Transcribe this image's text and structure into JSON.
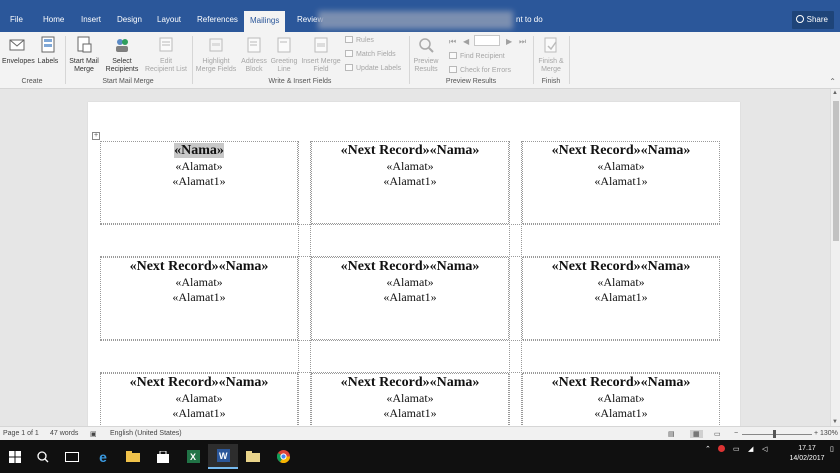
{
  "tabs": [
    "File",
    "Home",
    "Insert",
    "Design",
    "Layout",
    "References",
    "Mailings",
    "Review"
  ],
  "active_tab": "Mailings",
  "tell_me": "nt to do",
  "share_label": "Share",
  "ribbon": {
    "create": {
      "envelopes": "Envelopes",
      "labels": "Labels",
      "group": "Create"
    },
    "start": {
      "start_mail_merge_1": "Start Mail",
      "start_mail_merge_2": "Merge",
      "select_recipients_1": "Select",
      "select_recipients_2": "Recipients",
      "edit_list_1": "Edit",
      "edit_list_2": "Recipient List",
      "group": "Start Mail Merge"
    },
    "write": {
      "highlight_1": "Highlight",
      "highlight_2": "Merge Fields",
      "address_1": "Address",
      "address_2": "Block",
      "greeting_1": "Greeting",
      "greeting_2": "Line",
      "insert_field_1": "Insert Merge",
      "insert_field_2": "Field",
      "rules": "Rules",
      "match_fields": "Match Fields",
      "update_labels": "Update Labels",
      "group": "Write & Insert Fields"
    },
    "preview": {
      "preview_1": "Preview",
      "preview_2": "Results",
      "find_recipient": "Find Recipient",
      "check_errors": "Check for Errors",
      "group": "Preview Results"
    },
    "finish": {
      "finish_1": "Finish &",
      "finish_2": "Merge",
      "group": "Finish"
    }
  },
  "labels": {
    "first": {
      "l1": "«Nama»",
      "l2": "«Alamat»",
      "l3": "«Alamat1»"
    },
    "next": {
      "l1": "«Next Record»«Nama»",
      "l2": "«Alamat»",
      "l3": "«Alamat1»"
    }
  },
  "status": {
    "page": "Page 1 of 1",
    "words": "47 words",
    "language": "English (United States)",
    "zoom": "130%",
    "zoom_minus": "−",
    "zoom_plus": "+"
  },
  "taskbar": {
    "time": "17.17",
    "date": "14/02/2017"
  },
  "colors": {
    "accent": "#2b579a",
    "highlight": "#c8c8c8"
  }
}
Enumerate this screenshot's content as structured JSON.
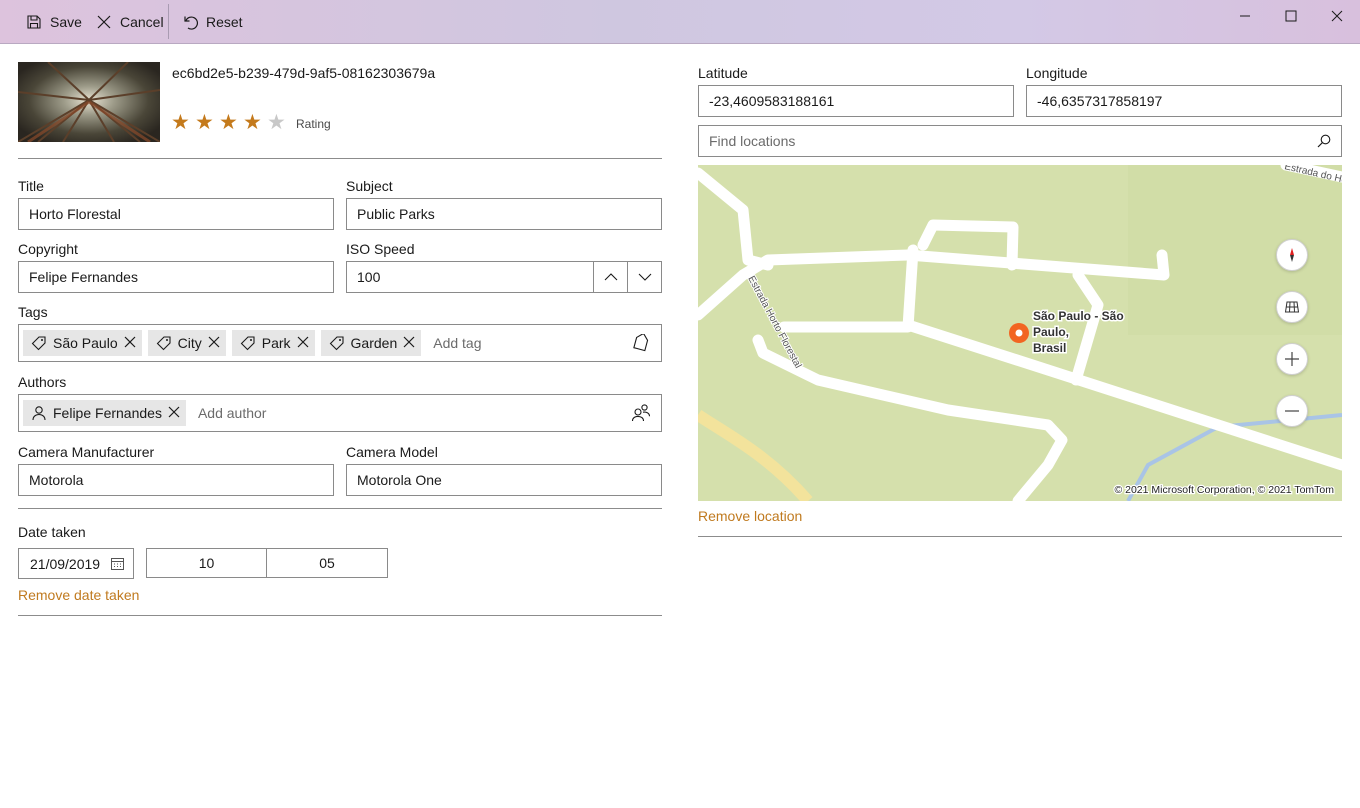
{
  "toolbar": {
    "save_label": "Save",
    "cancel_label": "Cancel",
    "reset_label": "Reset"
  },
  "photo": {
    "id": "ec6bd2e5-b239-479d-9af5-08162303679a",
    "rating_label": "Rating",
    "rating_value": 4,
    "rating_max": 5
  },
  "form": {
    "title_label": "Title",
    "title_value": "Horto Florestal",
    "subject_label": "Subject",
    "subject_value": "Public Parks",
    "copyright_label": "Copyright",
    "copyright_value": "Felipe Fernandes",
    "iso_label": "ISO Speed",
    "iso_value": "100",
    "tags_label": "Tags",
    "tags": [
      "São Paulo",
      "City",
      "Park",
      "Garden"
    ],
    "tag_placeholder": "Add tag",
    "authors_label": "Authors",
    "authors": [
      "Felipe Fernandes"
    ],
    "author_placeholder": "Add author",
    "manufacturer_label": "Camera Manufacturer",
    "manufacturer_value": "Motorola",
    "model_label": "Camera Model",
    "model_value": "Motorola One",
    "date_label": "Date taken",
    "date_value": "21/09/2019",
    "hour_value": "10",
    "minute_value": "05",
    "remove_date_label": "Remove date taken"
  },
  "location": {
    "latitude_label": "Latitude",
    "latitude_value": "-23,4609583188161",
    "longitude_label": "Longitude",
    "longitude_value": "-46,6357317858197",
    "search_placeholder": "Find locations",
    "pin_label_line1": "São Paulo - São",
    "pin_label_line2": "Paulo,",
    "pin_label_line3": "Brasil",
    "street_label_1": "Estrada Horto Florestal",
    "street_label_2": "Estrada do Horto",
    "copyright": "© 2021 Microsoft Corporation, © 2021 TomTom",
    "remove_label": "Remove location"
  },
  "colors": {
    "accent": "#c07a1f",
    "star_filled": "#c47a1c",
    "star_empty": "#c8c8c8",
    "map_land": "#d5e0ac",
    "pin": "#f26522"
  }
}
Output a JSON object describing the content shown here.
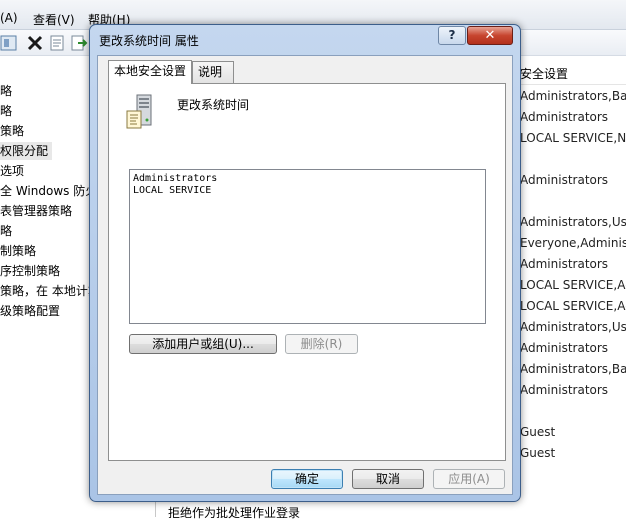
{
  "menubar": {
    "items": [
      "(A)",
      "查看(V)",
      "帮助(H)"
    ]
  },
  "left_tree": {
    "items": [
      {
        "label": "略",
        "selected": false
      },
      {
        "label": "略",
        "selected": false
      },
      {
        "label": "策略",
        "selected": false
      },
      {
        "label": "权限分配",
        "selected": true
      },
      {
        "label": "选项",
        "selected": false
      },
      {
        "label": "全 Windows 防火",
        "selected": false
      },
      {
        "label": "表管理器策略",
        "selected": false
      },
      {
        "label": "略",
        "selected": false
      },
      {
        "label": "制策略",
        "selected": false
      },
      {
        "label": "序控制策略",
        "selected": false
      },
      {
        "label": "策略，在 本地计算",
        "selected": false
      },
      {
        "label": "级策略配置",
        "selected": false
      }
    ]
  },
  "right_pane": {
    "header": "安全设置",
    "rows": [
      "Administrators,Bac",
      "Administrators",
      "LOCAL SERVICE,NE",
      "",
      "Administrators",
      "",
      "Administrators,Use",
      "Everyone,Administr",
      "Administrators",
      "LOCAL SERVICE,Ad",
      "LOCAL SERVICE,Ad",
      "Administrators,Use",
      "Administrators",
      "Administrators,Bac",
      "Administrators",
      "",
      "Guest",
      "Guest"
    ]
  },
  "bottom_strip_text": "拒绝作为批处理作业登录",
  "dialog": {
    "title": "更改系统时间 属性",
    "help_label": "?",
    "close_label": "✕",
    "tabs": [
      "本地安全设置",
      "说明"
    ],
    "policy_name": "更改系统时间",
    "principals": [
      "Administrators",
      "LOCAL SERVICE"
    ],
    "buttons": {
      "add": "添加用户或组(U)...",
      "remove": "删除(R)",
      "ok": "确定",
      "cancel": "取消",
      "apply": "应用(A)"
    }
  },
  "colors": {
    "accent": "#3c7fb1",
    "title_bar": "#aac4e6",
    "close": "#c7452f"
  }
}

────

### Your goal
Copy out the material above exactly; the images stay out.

### Your solution
Transcribe this image's text and structure into JSON.
{
  "tabs": [
    "File",
    "Home",
    "Insert",
    "Design",
    "Layout",
    "References",
    "Mailings",
    "Review"
  ],
  "active_tab": "Mailings",
  "tell_me": "nt to do",
  "share_label": "Share",
  "ribbon": {
    "create": {
      "envelopes": "Envelopes",
      "labels": "Labels",
      "group": "Create"
    },
    "start": {
      "start_mail_merge_1": "Start Mail",
      "start_mail_merge_2": "Merge",
      "select_recipients_1": "Select",
      "select_recipients_2": "Recipients",
      "edit_list_1": "Edit",
      "edit_list_2": "Recipient List",
      "group": "Start Mail Merge"
    },
    "write": {
      "highlight_1": "Highlight",
      "highlight_2": "Merge Fields",
      "address_1": "Address",
      "address_2": "Block",
      "greeting_1": "Greeting",
      "greeting_2": "Line",
      "insert_field_1": "Insert Merge",
      "insert_field_2": "Field",
      "rules": "Rules",
      "match_fields": "Match Fields",
      "update_labels": "Update Labels",
      "group": "Write & Insert Fields"
    },
    "preview": {
      "preview_1": "Preview",
      "preview_2": "Results",
      "find_recipient": "Find Recipient",
      "check_errors": "Check for Errors",
      "group": "Preview Results"
    },
    "finish": {
      "finish_1": "Finish &",
      "finish_2": "Merge",
      "group": "Finish"
    }
  },
  "labels": {
    "first": {
      "l1": "«Nama»",
      "l2": "«Alamat»",
      "l3": "«Alamat1»"
    },
    "next": {
      "l1": "«Next Record»«Nama»",
      "l2": "«Alamat»",
      "l3": "«Alamat1»"
    }
  },
  "status": {
    "page": "Page 1 of 1",
    "words": "47 words",
    "language": "English (United States)",
    "zoom": "130%",
    "zoom_minus": "−",
    "zoom_plus": "+"
  },
  "taskbar": {
    "time": "17.17",
    "date": "14/02/2017"
  },
  "colors": {
    "accent": "#2b579a",
    "highlight": "#c8c8c8"
  }
}
Enumerate this screenshot's content as structured JSON.
{
  "toolbar": {
    "save_label": "Save",
    "cancel_label": "Cancel",
    "reset_label": "Reset"
  },
  "photo": {
    "id": "ec6bd2e5-b239-479d-9af5-08162303679a",
    "rating_label": "Rating",
    "rating_value": 4,
    "rating_max": 5
  },
  "form": {
    "title_label": "Title",
    "title_value": "Horto Florestal",
    "subject_label": "Subject",
    "subject_value": "Public Parks",
    "copyright_label": "Copyright",
    "copyright_value": "Felipe Fernandes",
    "iso_label": "ISO Speed",
    "iso_value": "100",
    "tags_label": "Tags",
    "tags": [
      "São Paulo",
      "City",
      "Park",
      "Garden"
    ],
    "tag_placeholder": "Add tag",
    "authors_label": "Authors",
    "authors": [
      "Felipe Fernandes"
    ],
    "author_placeholder": "Add author",
    "manufacturer_label": "Camera Manufacturer",
    "manufacturer_value": "Motorola",
    "model_label": "Camera Model",
    "model_value": "Motorola One",
    "date_label": "Date taken",
    "date_value": "21/09/2019",
    "hour_value": "10",
    "minute_value": "05",
    "remove_date_label": "Remove date taken"
  },
  "location": {
    "latitude_label": "Latitude",
    "latitude_value": "-23,4609583188161",
    "longitude_label": "Longitude",
    "longitude_value": "-46,6357317858197",
    "search_placeholder": "Find locations",
    "pin_label_line1": "São Paulo - São",
    "pin_label_line2": "Paulo,",
    "pin_label_line3": "Brasil",
    "street_label_1": "Estrada Horto Florestal",
    "street_label_2": "Estrada do Horto",
    "copyright": "© 2021 Microsoft Corporation, © 2021 TomTom",
    "remove_label": "Remove location"
  },
  "colors": {
    "accent": "#c07a1f",
    "star_filled": "#c47a1c",
    "star_empty": "#c8c8c8",
    "map_land": "#d5e0ac",
    "pin": "#f26522"
  }
}
Output a JSON object describing the content shown here.
{
  "menubar": {
    "items": [
      "(A)",
      "查看(V)",
      "帮助(H)"
    ]
  },
  "left_tree": {
    "items": [
      {
        "label": "略",
        "selected": false
      },
      {
        "label": "略",
        "selected": false
      },
      {
        "label": "策略",
        "selected": false
      },
      {
        "label": "权限分配",
        "selected": true
      },
      {
        "label": "选项",
        "selected": false
      },
      {
        "label": "全 Windows 防火",
        "selected": false
      },
      {
        "label": "表管理器策略",
        "selected": false
      },
      {
        "label": "略",
        "selected": false
      },
      {
        "label": "制策略",
        "selected": false
      },
      {
        "label": "序控制策略",
        "selected": false
      },
      {
        "label": "策略，在 本地计算",
        "selected": false
      },
      {
        "label": "级策略配置",
        "selected": false
      }
    ]
  },
  "right_pane": {
    "header": "安全设置",
    "rows": [
      "Administrators,Bac",
      "Administrators",
      "LOCAL SERVICE,NE",
      "",
      "Administrators",
      "",
      "Administrators,Use",
      "Everyone,Administr",
      "Administrators",
      "LOCAL SERVICE,Ad",
      "LOCAL SERVICE,Ad",
      "Administrators,Use",
      "Administrators",
      "Administrators,Bac",
      "Administrators",
      "",
      "Guest",
      "Guest"
    ]
  },
  "bottom_strip_text": "拒绝作为批处理作业登录",
  "dialog": {
    "title": "更改系统时间 属性",
    "help_label": "?",
    "close_label": "✕",
    "tabs": [
      "本地安全设置",
      "说明"
    ],
    "policy_name": "更改系统时间",
    "principals": [
      "Administrators",
      "LOCAL SERVICE"
    ],
    "buttons": {
      "add": "添加用户或组(U)...",
      "remove": "删除(R)",
      "ok": "确定",
      "cancel": "取消",
      "apply": "应用(A)"
    }
  },
  "colors": {
    "accent": "#3c7fb1",
    "title_bar": "#aac4e6",
    "close": "#c7452f"
  }
}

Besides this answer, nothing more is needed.